→ **WHAT IS REQUIRED**:
The records below are to be set down again exactly, with the pictures left out.

Website and app data records:
==========

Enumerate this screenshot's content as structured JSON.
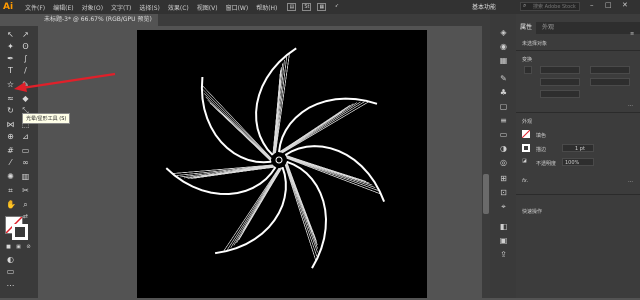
{
  "app": {
    "logo": "Ai"
  },
  "menu": {
    "items": [
      "文件(F)",
      "编辑(E)",
      "对象(O)",
      "文字(T)",
      "选择(S)",
      "效果(C)",
      "视图(V)",
      "窗口(W)",
      "帮助(H)"
    ]
  },
  "toolbar_icons": {
    "mode": "St"
  },
  "workspace": {
    "label": "基本功能"
  },
  "search": {
    "placeholder": "搜索 Adobe Stock"
  },
  "document": {
    "tab_title": "未标题-3* @ 66.67% (RGB/GPU 预览)"
  },
  "tooltip": {
    "text": "光晕/星形工具 (S)"
  },
  "panel": {
    "tabs": [
      "属性",
      "外观"
    ],
    "selection_label": "未选择对象",
    "transform_label": "变换",
    "appearance_label": "外观",
    "fill_label": "填色",
    "stroke_label": "描边",
    "stroke_value": "1 pt",
    "opacity_label": "不透明度",
    "opacity_value": "100%",
    "fx_label": "fx.",
    "quick_actions_label": "快速操作"
  },
  "colors": {
    "accent": "#ff9a00",
    "arrow": "#e0202a"
  }
}
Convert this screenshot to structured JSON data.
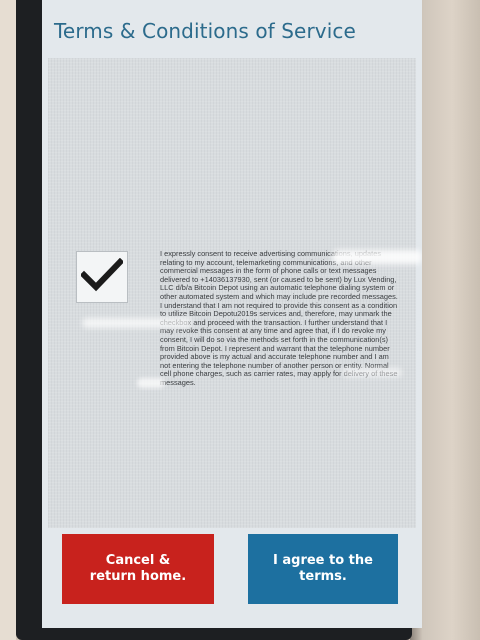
{
  "screen": {
    "title": "Terms & Conditions of Service"
  },
  "consent": {
    "checked": true,
    "checkbox_icon": "checkmark-icon",
    "text": "I expressly consent to receive advertising communications, updates relating to my account, telemarketing communications, and other commercial messages in the form of phone calls or text messages delivered to +14036137930, sent (or caused to be sent) by Lux Vending, LLC d/b/a Bitcoin Depot using an automatic telephone dialing system or other automated system and which may include pre recorded messages. I understand that I am not required to provide this consent as a condition to utilize Bitcoin Depotu2019s services and, therefore, may unmark the checkbox and proceed with the transaction. I further understand that I may revoke this consent at any time and agree that, if I do revoke my consent, I will do so via the methods set forth in the communication(s) from Bitcoin Depot. I represent and warrant that the telephone number provided above is my actual and accurate telephone number and I am not entering the telephone number of another person or entity. Normal cell phone charges, such as carrier rates, may apply for delivery of these messages."
  },
  "buttons": {
    "cancel_label": "Cancel &\nreturn home.",
    "agree_label": "I agree to the\nterms."
  },
  "colors": {
    "title": "#2c6b8c",
    "cancel": "#c8221d",
    "agree": "#1d70a0"
  }
}
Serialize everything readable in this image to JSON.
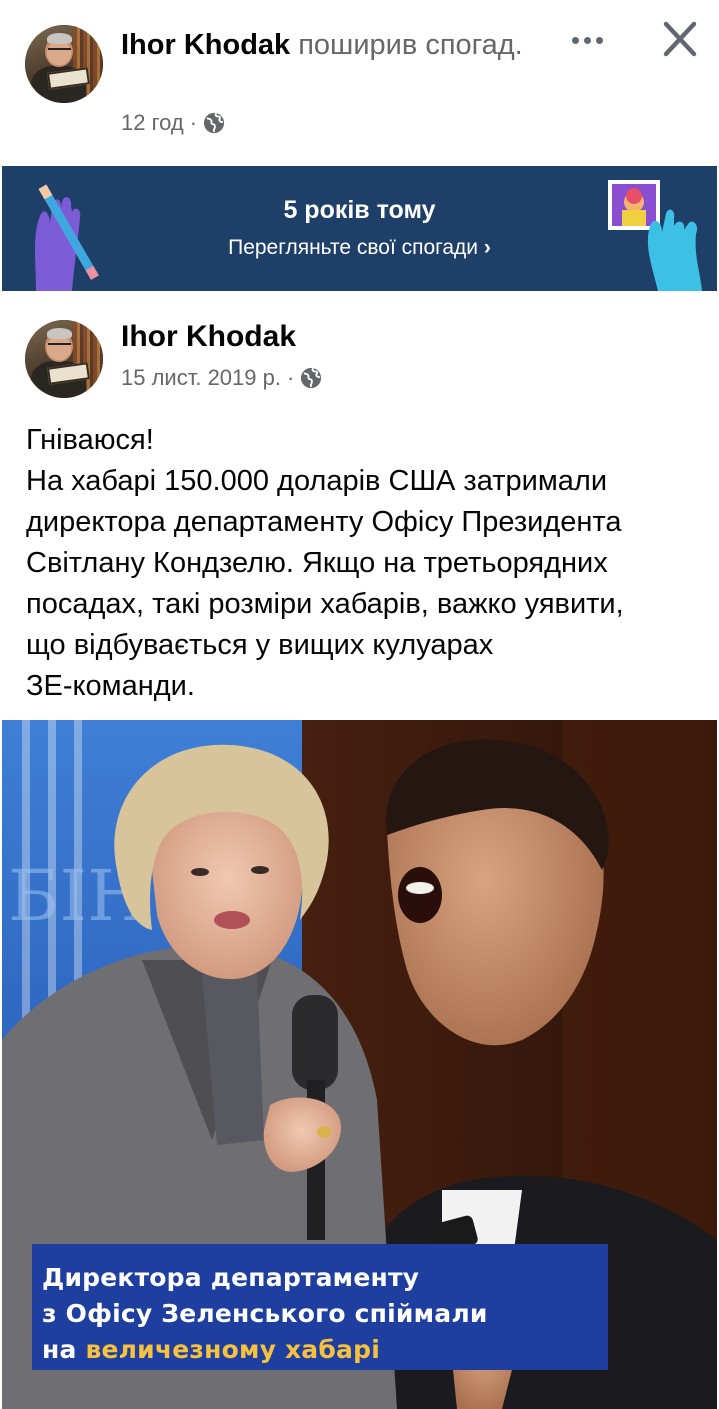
{
  "share_header": {
    "author": "Ihor Khodak",
    "action": " поширив спогад.",
    "time": "12 год",
    "separator": "·"
  },
  "memories_banner": {
    "title": "5 років тому",
    "link": "Перегляньте свої спогади",
    "chevron": "›"
  },
  "post": {
    "author": "Ihor Khodak",
    "date": "15 лист. 2019 р.",
    "separator": "·",
    "text_lines": [
      "Гніваюся!",
      "На хабарі 150.000 доларів США затримали",
      "директора департаменту Офісу Президента",
      "Світлану Кондзелю. Якщо на третьорядних",
      "посадах, такі розміри хабарів, важко уявити,",
      "що відбувається у вищих кулуарах",
      "ЗЕ-команди."
    ],
    "image_caption": {
      "line1": "Директора департаменту",
      "line2": "з Офісу Зеленського спіймали",
      "line3_prefix": "на ",
      "line3_highlight": "величезному хабарі"
    },
    "image_sign_text": "БІН"
  },
  "icons": {
    "privacy": "globe-icon",
    "more": "more-options-icon",
    "close": "close-icon"
  },
  "colors": {
    "banner_bg": "#1e3f68",
    "caption_bg": "#1f3fa0",
    "caption_highlight": "#f6c23e",
    "meta_text": "#65676b"
  }
}
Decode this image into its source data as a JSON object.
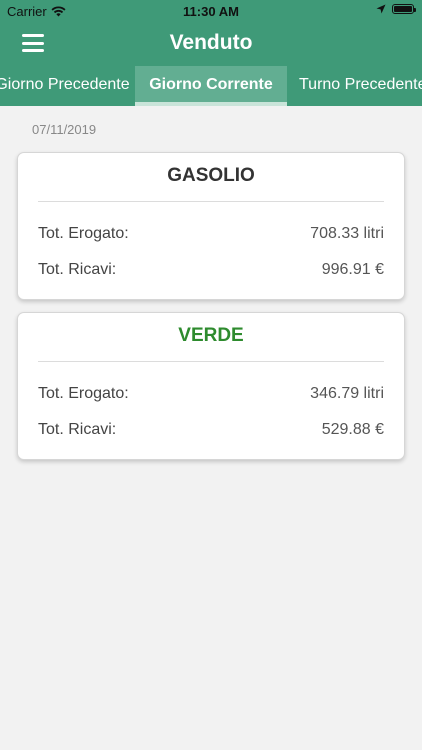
{
  "status_bar": {
    "carrier": "Carrier",
    "time": "11:30 AM"
  },
  "nav": {
    "title": "Venduto",
    "menu_icon": "hamburger-menu-icon"
  },
  "tabs": [
    {
      "label": "Giorno Precedente",
      "active": false
    },
    {
      "label": "Giorno Corrente",
      "active": true
    },
    {
      "label": "Turno Precedente",
      "active": false
    }
  ],
  "date": "07/11/2019",
  "cards": [
    {
      "fuel": "GASOLIO",
      "fuel_color": "#333333",
      "erogato_label": "Tot. Erogato:",
      "erogato_value": "708.33 litri",
      "ricavi_label": "Tot. Ricavi:",
      "ricavi_value": "996.91 €"
    },
    {
      "fuel": "VERDE",
      "fuel_color": "#2e8b2e",
      "erogato_label": "Tot. Erogato:",
      "erogato_value": "346.79 litri",
      "ricavi_label": "Tot. Ricavi:",
      "ricavi_value": "529.88 €"
    }
  ],
  "colors": {
    "primary": "#3f9a78",
    "tab_active": "#62ae92",
    "background": "#f2f2f2"
  }
}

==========

→ **EXERCISE SOLUTION**:
Enumerate this screenshot's content as structured JSON.
{
  "app": {
    "logo": "Ai"
  },
  "menu": {
    "items": [
      "文件(F)",
      "编辑(E)",
      "对象(O)",
      "文字(T)",
      "选择(S)",
      "效果(C)",
      "视图(V)",
      "窗口(W)",
      "帮助(H)"
    ]
  },
  "toolbar_icons": {
    "mode": "St"
  },
  "workspace": {
    "label": "基本功能"
  },
  "search": {
    "placeholder": "搜索 Adobe Stock"
  },
  "document": {
    "tab_title": "未标题-3* @ 66.67% (RGB/GPU 预览)"
  },
  "tooltip": {
    "text": "光晕/星形工具 (S)"
  },
  "panel": {
    "tabs": [
      "属性",
      "外观"
    ],
    "selection_label": "未选择对象",
    "transform_label": "变换",
    "appearance_label": "外观",
    "fill_label": "填色",
    "stroke_label": "描边",
    "stroke_value": "1 pt",
    "opacity_label": "不透明度",
    "opacity_value": "100%",
    "fx_label": "fx.",
    "quick_actions_label": "快速操作"
  },
  "colors": {
    "accent": "#ff9a00",
    "arrow": "#e0202a"
  }
}
Convert this screenshot to structured JSON data.
{
  "screen": {
    "title": "Terms & Conditions of Service"
  },
  "consent": {
    "checked": true,
    "checkbox_icon": "checkmark-icon",
    "text": "I expressly consent to receive advertising communications, updates relating to my account, telemarketing communications, and other commercial messages in the form of phone calls or text messages delivered to +14036137930, sent (or caused to be sent) by Lux Vending, LLC d/b/a Bitcoin Depot using an automatic telephone dialing system or other automated system and which may include pre recorded messages. I understand that I am not required to provide this consent as a condition to utilize Bitcoin Depotu2019s services and, therefore, may unmark the checkbox and proceed with the transaction. I further understand that I may revoke this consent at any time and agree that, if I do revoke my consent, I will do so via the methods set forth in the communication(s) from Bitcoin Depot. I represent and warrant that the telephone number provided above is my actual and accurate telephone number and I am not entering the telephone number of another person or entity. Normal cell phone charges, such as carrier rates, may apply for delivery of these messages."
  },
  "buttons": {
    "cancel_label": "Cancel &\nreturn home.",
    "agree_label": "I agree to the\nterms."
  },
  "colors": {
    "title": "#2c6b8c",
    "cancel": "#c8221d",
    "agree": "#1d70a0"
  }
}
Serialize everything readable in this image to JSON.
{
  "share_header": {
    "author": "Ihor Khodak",
    "action": " поширив спогад.",
    "time": "12 год",
    "separator": "·"
  },
  "memories_banner": {
    "title": "5 років тому",
    "link": "Перегляньте свої спогади",
    "chevron": "›"
  },
  "post": {
    "author": "Ihor Khodak",
    "date": "15 лист. 2019 р.",
    "separator": "·",
    "text_lines": [
      "Гніваюся!",
      "На хабарі 150.000 доларів США затримали",
      "директора департаменту Офісу Президента",
      "Світлану Кондзелю. Якщо на третьорядних",
      "посадах, такі розміри хабарів, важко уявити,",
      "що відбувається у вищих кулуарах",
      "ЗЕ-команди."
    ],
    "image_caption": {
      "line1": "Директора департаменту",
      "line2": "з Офісу Зеленського спіймали",
      "line3_prefix": "на ",
      "line3_highlight": "величезному хабарі"
    },
    "image_sign_text": "БІН"
  },
  "icons": {
    "privacy": "globe-icon",
    "more": "more-options-icon",
    "close": "close-icon"
  },
  "colors": {
    "banner_bg": "#1e3f68",
    "caption_bg": "#1f3fa0",
    "caption_highlight": "#f6c23e",
    "meta_text": "#65676b"
  }
}
Decode this image into its source data as a JSON object.
{
  "status_bar": {
    "carrier": "Carrier",
    "time": "11:30 AM"
  },
  "nav": {
    "title": "Venduto",
    "menu_icon": "hamburger-menu-icon"
  },
  "tabs": [
    {
      "label": "Giorno Precedente",
      "active": false
    },
    {
      "label": "Giorno Corrente",
      "active": true
    },
    {
      "label": "Turno Precedente",
      "active": false
    }
  ],
  "date": "07/11/2019",
  "cards": [
    {
      "fuel": "GASOLIO",
      "fuel_color": "#333333",
      "erogato_label": "Tot. Erogato:",
      "erogato_value": "708.33 litri",
      "ricavi_label": "Tot. Ricavi:",
      "ricavi_value": "996.91 €"
    },
    {
      "fuel": "VERDE",
      "fuel_color": "#2e8b2e",
      "erogato_label": "Tot. Erogato:",
      "erogato_value": "346.79 litri",
      "ricavi_label": "Tot. Ricavi:",
      "ricavi_value": "529.88 €"
    }
  ],
  "colors": {
    "primary": "#3f9a78",
    "tab_active": "#62ae92",
    "background": "#f2f2f2"
  }
}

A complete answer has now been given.